Verena Reichenecker: People have tried to ship products without protective packaging time and again, with the result that too many items reach the recipient damaged. At the end of the day, that’s worse for the environment than using protective packaging. If a product arrives broken, it has to be returned to the retailer and from there sent back to the manufacturer, where it’s repaired or even reproduced and then sent back to the buyer. As you can imagine, all that consumes a lot more raw materials and energy than manufacturing and recycling protective packaging, which effectively protects the product. It’s also important for consumers to know that.
Hermann Reichenecker: Plastic generally requires clarification, too. Few people are probably aware that the production process for plastic film, for example, requires relatively little water and energy. And that EPS products are highly recyclable and, if that’s no longer possible, can be incinerated to generate energy without any residue. They’re a very welcome source of energy at waste-to-energy plants because they have a high calorific value.
Verena Reichenecker: It’s information like this that has prompted us to introduce a new “Facts about Plastics” section for future issues of [direct]. In a second section entitled “Sustainable Storopack,” we’ll be reporting on sustainability measures taken by Storopack on a regular Basis.
Hermann Reichenecker: Manufacturers such as Storopack are too small and thus not in a position to directly tackle the problem of insufficient infrastructures for waste disposal in developing countries.
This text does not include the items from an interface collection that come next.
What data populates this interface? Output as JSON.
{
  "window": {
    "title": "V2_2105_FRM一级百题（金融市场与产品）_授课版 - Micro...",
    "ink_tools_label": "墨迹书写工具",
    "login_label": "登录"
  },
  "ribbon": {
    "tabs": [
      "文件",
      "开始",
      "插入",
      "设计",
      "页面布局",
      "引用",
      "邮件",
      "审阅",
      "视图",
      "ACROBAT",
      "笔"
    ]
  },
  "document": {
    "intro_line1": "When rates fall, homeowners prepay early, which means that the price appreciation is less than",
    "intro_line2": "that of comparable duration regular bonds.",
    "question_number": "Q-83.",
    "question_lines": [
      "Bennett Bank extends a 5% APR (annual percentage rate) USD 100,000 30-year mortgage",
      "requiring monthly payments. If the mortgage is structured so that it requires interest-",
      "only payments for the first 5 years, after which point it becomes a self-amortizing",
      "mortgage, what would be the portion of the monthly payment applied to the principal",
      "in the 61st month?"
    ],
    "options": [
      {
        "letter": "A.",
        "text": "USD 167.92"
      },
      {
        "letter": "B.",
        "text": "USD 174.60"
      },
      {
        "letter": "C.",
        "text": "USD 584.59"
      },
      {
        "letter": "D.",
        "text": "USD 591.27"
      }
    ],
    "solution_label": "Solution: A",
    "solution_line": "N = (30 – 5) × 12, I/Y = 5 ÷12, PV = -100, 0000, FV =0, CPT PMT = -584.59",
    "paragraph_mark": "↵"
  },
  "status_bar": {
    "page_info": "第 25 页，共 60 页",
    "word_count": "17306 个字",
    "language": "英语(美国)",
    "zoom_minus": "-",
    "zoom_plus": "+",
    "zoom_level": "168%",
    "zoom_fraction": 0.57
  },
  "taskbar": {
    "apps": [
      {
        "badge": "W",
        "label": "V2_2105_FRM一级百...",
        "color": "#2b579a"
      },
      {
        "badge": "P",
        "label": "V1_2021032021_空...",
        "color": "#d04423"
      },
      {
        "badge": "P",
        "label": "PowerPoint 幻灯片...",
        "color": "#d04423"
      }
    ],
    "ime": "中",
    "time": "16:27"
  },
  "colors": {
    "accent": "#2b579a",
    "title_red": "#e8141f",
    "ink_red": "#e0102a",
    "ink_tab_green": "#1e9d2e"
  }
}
But Storopack does support initiatives such as Ocean Cleanup, which develops and implements new solutions for removing waste from the oceans. We continuously optimize our production to ensure that no plastic ends up in the environment as well as develop eco-friendlier, more sustainable products. For instance, our AIRplus® Void film is produced from around 50 percent recycled materials. We already generate approximately 25 percent of our sales with products made from recycled or renewable raw materials. This is a very high number in our industry.
Verena Reichenecker: We’ve also taken measures to conserve energy and reduce CO2 emissions, including the energy efficiency upgrade of our Vechta and Krumbach Molding locations. The issue of sustainability is very important to us.
= waste floating in the ocean, primarily plastic pollution. It is estimated that between 4.8 and 12.7 million metric tons of plastic find their way into the world’s oceans every year. Waves and sunlight continue breaking the plastic down into microplastic. Seabirds and fish can consume the plastic along with their food or get caught in larger pieces such as bags. In turn, humans ingest the microplastic when they consume seafood and fish.
Plastic products that are usually used just once and then disposed of, including straws, plastic silverware, cups and plates, cotton swabs, and plastic drink bottles. Plastic bags, too, are often used just once and then thrown away.
The European Commission wants to ban single-use plastics such as straws, cotton swabs, balloon sticks, and plastic plates as well as increase plastic recycling, which should reduce plastic pollution in the ocean. The Commission has introduced a draft for an EU Directive, but the recommendation first has to be discussed by the EU countries and then translated into laws. These measures should target products like these, to which there are highly available and affordable alternatives.